[Data records]
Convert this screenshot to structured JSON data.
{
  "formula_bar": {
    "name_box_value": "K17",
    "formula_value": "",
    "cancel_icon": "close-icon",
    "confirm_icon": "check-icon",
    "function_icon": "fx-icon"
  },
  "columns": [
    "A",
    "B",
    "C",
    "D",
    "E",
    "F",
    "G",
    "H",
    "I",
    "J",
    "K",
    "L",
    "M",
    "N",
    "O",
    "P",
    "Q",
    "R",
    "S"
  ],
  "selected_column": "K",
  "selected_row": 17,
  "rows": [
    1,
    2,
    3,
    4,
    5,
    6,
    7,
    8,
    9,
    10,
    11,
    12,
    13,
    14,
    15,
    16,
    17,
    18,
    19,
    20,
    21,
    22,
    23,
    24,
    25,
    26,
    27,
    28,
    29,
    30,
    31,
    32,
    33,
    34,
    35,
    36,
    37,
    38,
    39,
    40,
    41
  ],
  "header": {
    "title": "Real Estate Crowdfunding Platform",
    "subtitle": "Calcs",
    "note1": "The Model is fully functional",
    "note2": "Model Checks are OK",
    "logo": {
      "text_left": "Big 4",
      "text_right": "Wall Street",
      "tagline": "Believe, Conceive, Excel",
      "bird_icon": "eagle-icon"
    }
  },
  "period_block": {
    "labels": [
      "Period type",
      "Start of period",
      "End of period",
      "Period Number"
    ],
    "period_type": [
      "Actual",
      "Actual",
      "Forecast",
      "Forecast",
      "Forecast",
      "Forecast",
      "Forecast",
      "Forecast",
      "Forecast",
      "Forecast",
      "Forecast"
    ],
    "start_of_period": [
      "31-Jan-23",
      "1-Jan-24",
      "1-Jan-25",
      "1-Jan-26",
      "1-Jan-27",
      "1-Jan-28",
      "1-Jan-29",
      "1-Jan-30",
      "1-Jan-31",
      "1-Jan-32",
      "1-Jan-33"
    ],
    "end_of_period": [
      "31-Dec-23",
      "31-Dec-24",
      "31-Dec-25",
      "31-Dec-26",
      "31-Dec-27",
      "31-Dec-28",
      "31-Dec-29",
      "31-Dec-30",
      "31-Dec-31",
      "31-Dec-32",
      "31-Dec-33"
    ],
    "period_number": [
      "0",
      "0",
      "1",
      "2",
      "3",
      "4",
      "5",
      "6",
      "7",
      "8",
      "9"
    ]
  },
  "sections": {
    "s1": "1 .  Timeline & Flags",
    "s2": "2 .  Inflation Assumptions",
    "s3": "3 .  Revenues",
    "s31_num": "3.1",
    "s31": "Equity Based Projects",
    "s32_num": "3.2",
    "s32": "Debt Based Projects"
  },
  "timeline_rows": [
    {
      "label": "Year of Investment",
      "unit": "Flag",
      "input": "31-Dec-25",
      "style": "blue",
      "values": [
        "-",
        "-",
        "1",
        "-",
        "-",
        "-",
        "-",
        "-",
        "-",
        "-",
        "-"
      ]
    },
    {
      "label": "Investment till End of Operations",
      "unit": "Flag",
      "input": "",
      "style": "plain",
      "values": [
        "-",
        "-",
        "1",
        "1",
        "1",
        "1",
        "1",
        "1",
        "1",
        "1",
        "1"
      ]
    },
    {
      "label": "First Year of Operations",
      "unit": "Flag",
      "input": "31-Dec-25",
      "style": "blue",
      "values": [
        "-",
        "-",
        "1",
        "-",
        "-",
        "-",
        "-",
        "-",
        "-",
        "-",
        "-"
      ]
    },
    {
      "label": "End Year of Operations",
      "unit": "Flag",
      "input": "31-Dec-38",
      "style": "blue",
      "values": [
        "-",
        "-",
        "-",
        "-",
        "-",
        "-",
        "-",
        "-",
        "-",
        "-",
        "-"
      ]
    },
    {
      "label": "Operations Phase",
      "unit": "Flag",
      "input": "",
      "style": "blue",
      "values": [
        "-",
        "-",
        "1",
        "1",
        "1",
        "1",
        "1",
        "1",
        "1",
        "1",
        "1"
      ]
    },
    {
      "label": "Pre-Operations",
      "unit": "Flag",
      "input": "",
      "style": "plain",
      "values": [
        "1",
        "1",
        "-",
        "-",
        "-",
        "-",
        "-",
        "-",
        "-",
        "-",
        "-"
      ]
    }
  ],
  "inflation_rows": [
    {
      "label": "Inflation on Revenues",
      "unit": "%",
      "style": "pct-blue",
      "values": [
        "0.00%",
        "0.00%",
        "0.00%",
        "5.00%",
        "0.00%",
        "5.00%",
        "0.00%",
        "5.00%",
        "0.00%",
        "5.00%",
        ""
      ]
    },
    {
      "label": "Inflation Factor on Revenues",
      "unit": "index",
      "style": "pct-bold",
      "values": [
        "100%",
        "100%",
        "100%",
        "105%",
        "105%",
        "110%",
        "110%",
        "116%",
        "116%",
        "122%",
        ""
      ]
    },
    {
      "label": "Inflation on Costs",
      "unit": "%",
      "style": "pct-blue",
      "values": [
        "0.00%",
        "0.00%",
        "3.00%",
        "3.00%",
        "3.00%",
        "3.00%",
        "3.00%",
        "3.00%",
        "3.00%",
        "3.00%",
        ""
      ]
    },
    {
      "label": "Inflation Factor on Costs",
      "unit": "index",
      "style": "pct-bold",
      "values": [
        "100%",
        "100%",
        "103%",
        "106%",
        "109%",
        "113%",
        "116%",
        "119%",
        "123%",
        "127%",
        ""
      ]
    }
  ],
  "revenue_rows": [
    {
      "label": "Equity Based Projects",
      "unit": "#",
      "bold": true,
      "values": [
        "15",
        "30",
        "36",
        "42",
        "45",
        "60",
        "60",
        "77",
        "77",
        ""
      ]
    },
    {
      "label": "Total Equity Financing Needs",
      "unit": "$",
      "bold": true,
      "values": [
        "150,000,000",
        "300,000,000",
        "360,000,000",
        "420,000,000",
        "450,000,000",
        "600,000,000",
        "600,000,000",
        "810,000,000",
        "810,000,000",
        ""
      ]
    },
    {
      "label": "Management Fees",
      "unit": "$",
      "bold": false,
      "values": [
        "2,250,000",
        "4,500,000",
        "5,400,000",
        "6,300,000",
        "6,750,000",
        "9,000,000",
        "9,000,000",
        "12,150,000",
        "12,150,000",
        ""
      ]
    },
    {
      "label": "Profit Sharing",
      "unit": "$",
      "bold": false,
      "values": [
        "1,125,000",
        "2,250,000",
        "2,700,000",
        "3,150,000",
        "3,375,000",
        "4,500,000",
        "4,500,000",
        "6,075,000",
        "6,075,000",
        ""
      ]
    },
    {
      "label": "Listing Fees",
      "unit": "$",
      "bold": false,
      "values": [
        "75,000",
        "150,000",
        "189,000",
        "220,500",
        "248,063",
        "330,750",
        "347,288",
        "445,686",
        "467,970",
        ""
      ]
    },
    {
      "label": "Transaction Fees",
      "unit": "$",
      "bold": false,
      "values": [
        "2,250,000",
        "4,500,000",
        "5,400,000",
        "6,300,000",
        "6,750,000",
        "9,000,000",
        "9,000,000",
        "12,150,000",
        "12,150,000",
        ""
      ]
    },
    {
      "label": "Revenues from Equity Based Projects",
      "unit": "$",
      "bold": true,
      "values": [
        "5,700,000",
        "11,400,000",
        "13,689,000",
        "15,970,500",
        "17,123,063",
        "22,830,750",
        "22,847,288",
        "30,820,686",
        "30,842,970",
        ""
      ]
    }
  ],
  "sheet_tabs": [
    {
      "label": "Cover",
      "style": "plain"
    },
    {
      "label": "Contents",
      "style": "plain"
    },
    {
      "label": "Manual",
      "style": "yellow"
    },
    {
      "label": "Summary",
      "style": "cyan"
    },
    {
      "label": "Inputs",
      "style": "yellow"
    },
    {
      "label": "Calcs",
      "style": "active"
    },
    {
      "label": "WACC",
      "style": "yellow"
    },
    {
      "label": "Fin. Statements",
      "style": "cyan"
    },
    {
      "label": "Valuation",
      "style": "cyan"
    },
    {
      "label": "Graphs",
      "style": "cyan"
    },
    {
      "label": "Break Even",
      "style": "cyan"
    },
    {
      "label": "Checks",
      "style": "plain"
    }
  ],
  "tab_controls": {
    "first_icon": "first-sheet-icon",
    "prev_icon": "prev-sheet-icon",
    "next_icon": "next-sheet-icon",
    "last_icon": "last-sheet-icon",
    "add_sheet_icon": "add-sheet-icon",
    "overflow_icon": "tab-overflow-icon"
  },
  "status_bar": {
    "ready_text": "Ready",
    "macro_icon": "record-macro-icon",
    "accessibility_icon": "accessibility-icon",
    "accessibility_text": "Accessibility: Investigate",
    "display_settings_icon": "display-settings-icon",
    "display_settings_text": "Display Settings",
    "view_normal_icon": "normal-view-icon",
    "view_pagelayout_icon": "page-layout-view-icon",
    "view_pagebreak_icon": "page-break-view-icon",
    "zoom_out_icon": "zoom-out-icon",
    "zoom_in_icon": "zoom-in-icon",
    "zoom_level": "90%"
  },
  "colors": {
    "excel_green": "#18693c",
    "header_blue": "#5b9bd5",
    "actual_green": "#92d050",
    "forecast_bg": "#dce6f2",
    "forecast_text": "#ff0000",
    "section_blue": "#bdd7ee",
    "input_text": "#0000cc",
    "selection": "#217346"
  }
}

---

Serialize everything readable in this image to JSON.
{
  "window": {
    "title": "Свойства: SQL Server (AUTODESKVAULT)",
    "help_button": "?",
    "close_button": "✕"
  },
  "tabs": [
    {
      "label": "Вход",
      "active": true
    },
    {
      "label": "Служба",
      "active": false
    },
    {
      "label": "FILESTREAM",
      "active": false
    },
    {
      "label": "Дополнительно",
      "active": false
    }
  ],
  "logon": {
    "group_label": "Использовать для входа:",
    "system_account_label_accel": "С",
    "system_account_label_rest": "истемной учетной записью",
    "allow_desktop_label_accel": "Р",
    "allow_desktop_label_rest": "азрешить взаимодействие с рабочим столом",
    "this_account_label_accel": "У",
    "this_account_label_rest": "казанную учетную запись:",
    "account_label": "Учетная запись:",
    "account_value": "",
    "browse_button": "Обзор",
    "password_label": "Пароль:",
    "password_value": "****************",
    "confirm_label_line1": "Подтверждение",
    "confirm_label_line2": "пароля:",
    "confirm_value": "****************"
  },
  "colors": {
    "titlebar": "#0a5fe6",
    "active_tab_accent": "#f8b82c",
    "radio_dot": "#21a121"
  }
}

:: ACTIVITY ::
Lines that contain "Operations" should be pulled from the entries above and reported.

:: ANSWER SECTION ::
      "label": "Investment till End of Operations",
      "label": "First Year of Operations",
      "label": "End Year of Operations",
      "label": "Operations Phase",
      "label": "Pre-Operations",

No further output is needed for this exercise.